━━━━━ INFORMATION SUPPLIED ━━━━━
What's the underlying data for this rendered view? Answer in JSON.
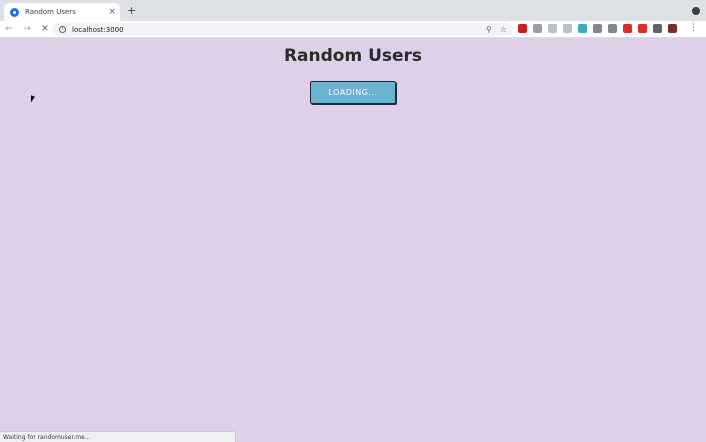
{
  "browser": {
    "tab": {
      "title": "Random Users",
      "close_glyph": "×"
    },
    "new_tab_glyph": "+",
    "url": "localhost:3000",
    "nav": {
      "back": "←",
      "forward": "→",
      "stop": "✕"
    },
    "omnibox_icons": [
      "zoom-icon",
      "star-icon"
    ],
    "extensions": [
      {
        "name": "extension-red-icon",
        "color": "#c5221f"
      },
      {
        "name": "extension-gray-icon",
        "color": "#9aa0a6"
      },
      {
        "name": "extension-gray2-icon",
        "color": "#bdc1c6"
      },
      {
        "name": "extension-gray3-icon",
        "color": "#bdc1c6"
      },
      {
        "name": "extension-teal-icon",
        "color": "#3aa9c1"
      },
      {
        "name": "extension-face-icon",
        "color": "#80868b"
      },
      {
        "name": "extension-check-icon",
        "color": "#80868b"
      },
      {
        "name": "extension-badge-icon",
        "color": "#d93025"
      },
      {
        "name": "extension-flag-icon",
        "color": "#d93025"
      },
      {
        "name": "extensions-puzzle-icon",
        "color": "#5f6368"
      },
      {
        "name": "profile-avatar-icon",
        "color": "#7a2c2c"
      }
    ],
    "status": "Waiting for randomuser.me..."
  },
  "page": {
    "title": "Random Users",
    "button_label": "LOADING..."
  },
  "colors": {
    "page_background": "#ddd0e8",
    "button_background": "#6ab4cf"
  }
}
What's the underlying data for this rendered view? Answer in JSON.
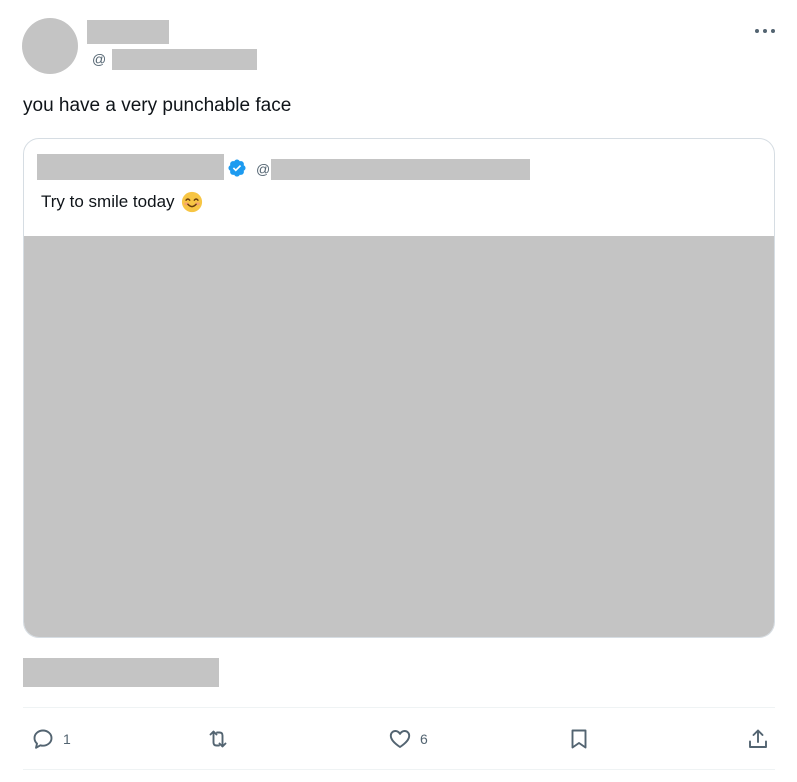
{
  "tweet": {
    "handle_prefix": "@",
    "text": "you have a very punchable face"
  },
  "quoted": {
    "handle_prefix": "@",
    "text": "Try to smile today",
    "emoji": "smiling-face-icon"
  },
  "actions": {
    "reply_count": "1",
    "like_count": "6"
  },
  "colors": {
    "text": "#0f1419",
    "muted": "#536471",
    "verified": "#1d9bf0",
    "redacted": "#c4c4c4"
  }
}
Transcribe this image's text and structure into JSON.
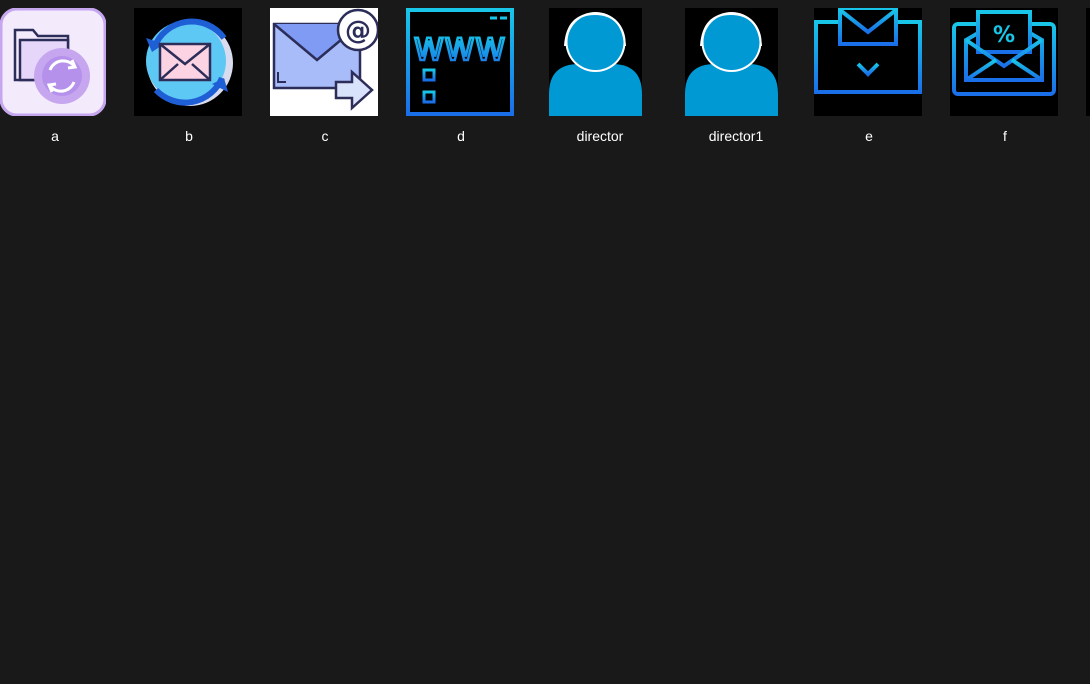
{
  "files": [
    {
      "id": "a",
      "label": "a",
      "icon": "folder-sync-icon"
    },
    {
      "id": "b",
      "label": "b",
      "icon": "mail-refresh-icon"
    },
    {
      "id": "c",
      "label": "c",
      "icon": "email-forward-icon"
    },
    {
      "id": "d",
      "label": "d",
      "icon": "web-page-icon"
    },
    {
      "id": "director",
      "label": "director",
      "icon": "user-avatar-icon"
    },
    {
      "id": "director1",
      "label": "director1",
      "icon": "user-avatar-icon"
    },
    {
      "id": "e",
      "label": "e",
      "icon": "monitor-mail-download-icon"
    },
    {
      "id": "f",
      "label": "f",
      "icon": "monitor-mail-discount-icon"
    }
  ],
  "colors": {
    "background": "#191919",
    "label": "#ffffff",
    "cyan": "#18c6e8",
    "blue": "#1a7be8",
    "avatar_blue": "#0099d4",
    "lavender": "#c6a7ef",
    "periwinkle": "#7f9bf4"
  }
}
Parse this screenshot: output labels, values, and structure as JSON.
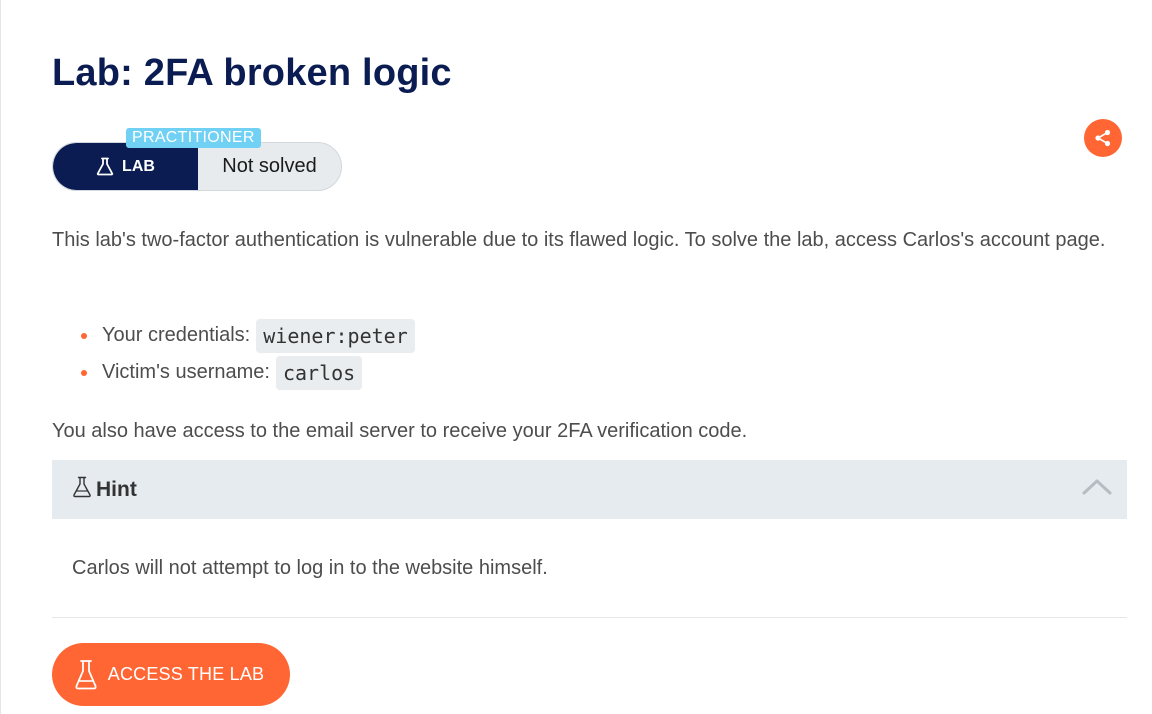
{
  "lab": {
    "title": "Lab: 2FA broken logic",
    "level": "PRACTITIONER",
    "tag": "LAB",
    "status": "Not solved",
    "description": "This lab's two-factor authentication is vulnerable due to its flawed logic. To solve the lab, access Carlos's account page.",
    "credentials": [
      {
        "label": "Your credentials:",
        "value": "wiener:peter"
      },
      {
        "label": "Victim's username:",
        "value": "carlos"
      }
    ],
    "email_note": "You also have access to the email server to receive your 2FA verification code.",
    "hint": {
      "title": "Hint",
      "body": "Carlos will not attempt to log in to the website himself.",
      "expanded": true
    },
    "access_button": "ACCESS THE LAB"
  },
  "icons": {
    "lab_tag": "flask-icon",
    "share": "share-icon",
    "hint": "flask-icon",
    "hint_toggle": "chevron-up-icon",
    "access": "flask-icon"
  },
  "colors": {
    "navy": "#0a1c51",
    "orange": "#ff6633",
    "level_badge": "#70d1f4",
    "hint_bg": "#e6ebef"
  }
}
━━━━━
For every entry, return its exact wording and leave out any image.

What's the underlying data for this rendered view? Answer in JSON.
{
  "browser": {
    "tab": {
      "title": "Random Users",
      "close_glyph": "×"
    },
    "new_tab_glyph": "+",
    "url": "localhost:3000",
    "nav": {
      "back": "←",
      "forward": "→",
      "stop": "✕"
    },
    "omnibox_icons": [
      "zoom-icon",
      "star-icon"
    ],
    "extensions": [
      {
        "name": "extension-red-icon",
        "color": "#c5221f"
      },
      {
        "name": "extension-gray-icon",
        "color": "#9aa0a6"
      },
      {
        "name": "extension-gray2-icon",
        "color": "#bdc1c6"
      },
      {
        "name": "extension-gray3-icon",
        "color": "#bdc1c6"
      },
      {
        "name": "extension-teal-icon",
        "color": "#3aa9c1"
      },
      {
        "name": "extension-face-icon",
        "color": "#80868b"
      },
      {
        "name": "extension-check-icon",
        "color": "#80868b"
      },
      {
        "name": "extension-badge-icon",
        "color": "#d93025"
      },
      {
        "name": "extension-flag-icon",
        "color": "#d93025"
      },
      {
        "name": "extensions-puzzle-icon",
        "color": "#5f6368"
      },
      {
        "name": "profile-avatar-icon",
        "color": "#7a2c2c"
      }
    ],
    "status": "Waiting for randomuser.me..."
  },
  "page": {
    "title": "Random Users",
    "button_label": "LOADING..."
  },
  "colors": {
    "page_background": "#ddd0e8",
    "button_background": "#6ab4cf"
  }
}
What's the underlying data for this rendered view? Answer in JSON.
{
  "tweet": {
    "handle_prefix": "@",
    "text": "you have a very punchable face"
  },
  "quoted": {
    "handle_prefix": "@",
    "text": "Try to smile today",
    "emoji": "smiling-face-icon"
  },
  "actions": {
    "reply_count": "1",
    "like_count": "6"
  },
  "colors": {
    "text": "#0f1419",
    "muted": "#536471",
    "verified": "#1d9bf0",
    "redacted": "#c4c4c4"
  }
}
Transcribe this image's text and structure into JSON.
{
  "files": [
    {
      "id": "a",
      "label": "a",
      "icon": "folder-sync-icon"
    },
    {
      "id": "b",
      "label": "b",
      "icon": "mail-refresh-icon"
    },
    {
      "id": "c",
      "label": "c",
      "icon": "email-forward-icon"
    },
    {
      "id": "d",
      "label": "d",
      "icon": "web-page-icon"
    },
    {
      "id": "director",
      "label": "director",
      "icon": "user-avatar-icon"
    },
    {
      "id": "director1",
      "label": "director1",
      "icon": "user-avatar-icon"
    },
    {
      "id": "e",
      "label": "e",
      "icon": "monitor-mail-download-icon"
    },
    {
      "id": "f",
      "label": "f",
      "icon": "monitor-mail-discount-icon"
    }
  ],
  "colors": {
    "background": "#191919",
    "label": "#ffffff",
    "cyan": "#18c6e8",
    "blue": "#1a7be8",
    "avatar_blue": "#0099d4",
    "lavender": "#c6a7ef",
    "periwinkle": "#7f9bf4"
  }
}
Parse this screenshot: output labels, values, and structure as JSON.
{
  "lab": {
    "title": "Lab: 2FA broken logic",
    "level": "PRACTITIONER",
    "tag": "LAB",
    "status": "Not solved",
    "description": "This lab's two-factor authentication is vulnerable due to its flawed logic. To solve the lab, access Carlos's account page.",
    "credentials": [
      {
        "label": "Your credentials:",
        "value": "wiener:peter"
      },
      {
        "label": "Victim's username:",
        "value": "carlos"
      }
    ],
    "email_note": "You also have access to the email server to receive your 2FA verification code.",
    "hint": {
      "title": "Hint",
      "body": "Carlos will not attempt to log in to the website himself.",
      "expanded": true
    },
    "access_button": "ACCESS THE LAB"
  },
  "icons": {
    "lab_tag": "flask-icon",
    "share": "share-icon",
    "hint": "flask-icon",
    "hint_toggle": "chevron-up-icon",
    "access": "flask-icon"
  },
  "colors": {
    "navy": "#0a1c51",
    "orange": "#ff6633",
    "level_badge": "#70d1f4",
    "hint_bg": "#e6ebef"
  }
}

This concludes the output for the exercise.